Exercise brief:
In full and without change, repeat the records shown below.

:::::

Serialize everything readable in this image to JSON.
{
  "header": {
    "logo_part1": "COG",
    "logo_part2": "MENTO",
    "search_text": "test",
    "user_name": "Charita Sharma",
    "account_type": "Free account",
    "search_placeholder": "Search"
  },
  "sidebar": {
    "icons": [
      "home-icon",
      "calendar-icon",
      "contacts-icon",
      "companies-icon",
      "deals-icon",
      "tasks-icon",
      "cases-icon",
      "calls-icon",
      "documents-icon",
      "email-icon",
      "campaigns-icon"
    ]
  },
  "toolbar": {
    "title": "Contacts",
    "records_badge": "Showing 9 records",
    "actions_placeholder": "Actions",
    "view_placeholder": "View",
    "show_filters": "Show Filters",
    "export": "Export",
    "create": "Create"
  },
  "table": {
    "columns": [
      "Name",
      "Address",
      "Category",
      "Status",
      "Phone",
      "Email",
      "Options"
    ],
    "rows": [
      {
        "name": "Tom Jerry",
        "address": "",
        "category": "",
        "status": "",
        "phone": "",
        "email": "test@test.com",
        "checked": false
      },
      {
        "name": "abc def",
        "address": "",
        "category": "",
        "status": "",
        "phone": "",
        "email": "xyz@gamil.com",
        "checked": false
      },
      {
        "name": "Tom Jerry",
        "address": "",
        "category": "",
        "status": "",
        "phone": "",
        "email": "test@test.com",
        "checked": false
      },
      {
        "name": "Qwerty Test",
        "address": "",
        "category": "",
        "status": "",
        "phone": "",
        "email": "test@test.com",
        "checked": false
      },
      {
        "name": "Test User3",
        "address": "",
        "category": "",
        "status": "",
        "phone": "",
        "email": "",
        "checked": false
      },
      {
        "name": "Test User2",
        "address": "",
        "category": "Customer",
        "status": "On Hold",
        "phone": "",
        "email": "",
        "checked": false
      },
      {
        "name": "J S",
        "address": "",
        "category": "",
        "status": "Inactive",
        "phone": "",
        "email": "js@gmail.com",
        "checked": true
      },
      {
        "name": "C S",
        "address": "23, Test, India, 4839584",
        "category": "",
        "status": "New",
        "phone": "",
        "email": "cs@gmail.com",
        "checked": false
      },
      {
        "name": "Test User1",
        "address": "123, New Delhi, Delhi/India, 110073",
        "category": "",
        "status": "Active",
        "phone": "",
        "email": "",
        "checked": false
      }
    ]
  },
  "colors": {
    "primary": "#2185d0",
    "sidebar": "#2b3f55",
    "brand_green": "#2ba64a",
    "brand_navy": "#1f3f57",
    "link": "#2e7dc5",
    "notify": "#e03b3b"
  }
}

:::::

Written solution:
Serialize everything readable in this image to JSON.
{
  "header": {
    "logo_part1": "COG",
    "logo_part2": "MENTO",
    "search_text": "test",
    "user_name": "Charita Sharma",
    "account_type": "Free account",
    "search_placeholder": "Search"
  },
  "sidebar": {
    "icons": [
      "home-icon",
      "calendar-icon",
      "contacts-icon",
      "companies-icon",
      "deals-icon",
      "tasks-icon",
      "cases-icon",
      "calls-icon",
      "documents-icon",
      "email-icon",
      "campaigns-icon"
    ]
  },
  "toolbar": {
    "title": "Contacts",
    "records_badge": "Showing 9 records",
    "actions_placeholder": "Actions",
    "view_placeholder": "View",
    "show_filters": "Show Filters",
    "export": "Export",
    "create": "Create"
  },
  "table": {
    "columns": [
      "Name",
      "Address",
      "Category",
      "Status",
      "Phone",
      "Email",
      "Options"
    ],
    "rows": [
      {
        "name": "Tom Jerry",
        "address": "",
        "category": "",
        "status": "",
        "phone": "",
        "email": "test@test.com",
        "checked": false
      },
      {
        "name": "abc def",
        "address": "",
        "category": "",
        "status": "",
        "phone": "",
        "email": "xyz@gamil.com",
        "checked": false
      },
      {
        "name": "Tom Jerry",
        "address": "",
        "category": "",
        "status": "",
        "phone": "",
        "email": "test@test.com",
        "checked": false
      },
      {
        "name": "Qwerty Test",
        "address": "",
        "category": "",
        "status": "",
        "phone": "",
        "email": "test@test.com",
        "checked": false
      },
      {
        "name": "Test User3",
        "address": "",
        "category": "",
        "status": "",
        "phone": "",
        "email": "",
        "checked": false
      },
      {
        "name": "Test User2",
        "address": "",
        "category": "Customer",
        "status": "On Hold",
        "phone": "",
        "email": "",
        "checked": false
      },
      {
        "name": "J S",
        "address": "",
        "category": "",
        "status": "Inactive",
        "phone": "",
        "email": "js@gmail.com",
        "checked": true
      },
      {
        "name": "C S",
        "address": "23, Test, India, 4839584",
        "category": "",
        "status": "New",
        "phone": "",
        "email": "cs@gmail.com",
        "checked": false
      },
      {
        "name": "Test User1",
        "address": "123, New Delhi, Delhi/India, 110073",
        "category": "",
        "status": "Active",
        "phone": "",
        "email": "",
        "checked": false
      }
    ]
  },
  "colors": {
    "primary": "#2185d0",
    "sidebar": "#2b3f55",
    "brand_green": "#2ba64a",
    "brand_navy": "#1f3f57",
    "link": "#2e7dc5",
    "notify": "#e03b3b"
  }
}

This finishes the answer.